#### WORK INSTRUCTION
Throughout the entries below, report every line where "name" is found.

DATA FOR PROCESSING START

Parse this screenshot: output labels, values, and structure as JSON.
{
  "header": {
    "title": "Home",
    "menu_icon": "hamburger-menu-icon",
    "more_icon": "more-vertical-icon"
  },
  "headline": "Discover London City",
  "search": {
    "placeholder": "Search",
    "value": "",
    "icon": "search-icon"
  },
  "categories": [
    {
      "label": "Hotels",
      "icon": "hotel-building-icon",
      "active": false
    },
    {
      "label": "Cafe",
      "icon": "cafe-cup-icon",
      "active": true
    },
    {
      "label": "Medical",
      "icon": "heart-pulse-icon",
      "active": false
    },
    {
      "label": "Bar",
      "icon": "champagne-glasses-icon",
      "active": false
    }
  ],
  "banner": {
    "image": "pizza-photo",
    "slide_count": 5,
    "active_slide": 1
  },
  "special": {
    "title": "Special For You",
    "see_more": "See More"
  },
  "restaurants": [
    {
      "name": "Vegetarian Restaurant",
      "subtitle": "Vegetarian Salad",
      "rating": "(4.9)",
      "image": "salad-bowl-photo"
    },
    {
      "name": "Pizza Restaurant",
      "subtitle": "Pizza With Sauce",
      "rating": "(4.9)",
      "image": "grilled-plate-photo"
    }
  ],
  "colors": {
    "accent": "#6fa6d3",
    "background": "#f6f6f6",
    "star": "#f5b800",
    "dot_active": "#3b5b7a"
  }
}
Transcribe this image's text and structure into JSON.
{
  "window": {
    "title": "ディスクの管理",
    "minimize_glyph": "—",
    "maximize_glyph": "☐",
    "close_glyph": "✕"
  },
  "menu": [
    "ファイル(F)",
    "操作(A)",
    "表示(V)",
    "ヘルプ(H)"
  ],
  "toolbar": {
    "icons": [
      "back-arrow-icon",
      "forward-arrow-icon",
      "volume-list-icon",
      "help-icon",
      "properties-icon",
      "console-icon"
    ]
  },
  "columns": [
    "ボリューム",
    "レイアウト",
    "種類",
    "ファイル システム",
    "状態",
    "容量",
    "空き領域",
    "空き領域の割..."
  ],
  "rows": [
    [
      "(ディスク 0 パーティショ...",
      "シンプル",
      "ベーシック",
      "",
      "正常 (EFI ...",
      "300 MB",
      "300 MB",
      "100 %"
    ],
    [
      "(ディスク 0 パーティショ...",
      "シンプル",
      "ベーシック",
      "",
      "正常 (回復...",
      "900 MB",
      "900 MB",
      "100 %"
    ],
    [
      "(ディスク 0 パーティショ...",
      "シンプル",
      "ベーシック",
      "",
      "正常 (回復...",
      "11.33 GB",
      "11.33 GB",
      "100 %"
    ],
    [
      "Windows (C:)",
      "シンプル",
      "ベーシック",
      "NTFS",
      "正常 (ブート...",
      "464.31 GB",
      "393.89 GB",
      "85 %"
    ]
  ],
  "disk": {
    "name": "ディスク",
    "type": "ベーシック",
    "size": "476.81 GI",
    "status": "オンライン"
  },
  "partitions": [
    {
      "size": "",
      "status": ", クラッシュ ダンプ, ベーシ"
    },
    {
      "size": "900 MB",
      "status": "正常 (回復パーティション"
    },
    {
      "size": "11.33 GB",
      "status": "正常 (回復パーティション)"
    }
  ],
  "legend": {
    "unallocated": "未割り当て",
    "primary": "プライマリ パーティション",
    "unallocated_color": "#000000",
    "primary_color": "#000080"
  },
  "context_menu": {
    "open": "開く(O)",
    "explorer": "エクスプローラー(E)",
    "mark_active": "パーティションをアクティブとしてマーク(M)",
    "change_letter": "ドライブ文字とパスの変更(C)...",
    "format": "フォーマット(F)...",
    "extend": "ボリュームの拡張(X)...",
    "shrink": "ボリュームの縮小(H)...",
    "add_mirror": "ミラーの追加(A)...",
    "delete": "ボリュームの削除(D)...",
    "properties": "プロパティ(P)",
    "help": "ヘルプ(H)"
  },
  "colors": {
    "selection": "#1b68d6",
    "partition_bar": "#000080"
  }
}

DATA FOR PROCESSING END

#### ANSWER TO THE PROBLEM
      "name": "Vegetarian Restaurant",
      "name": "Pizza Restaurant",
    "name": "ディスク",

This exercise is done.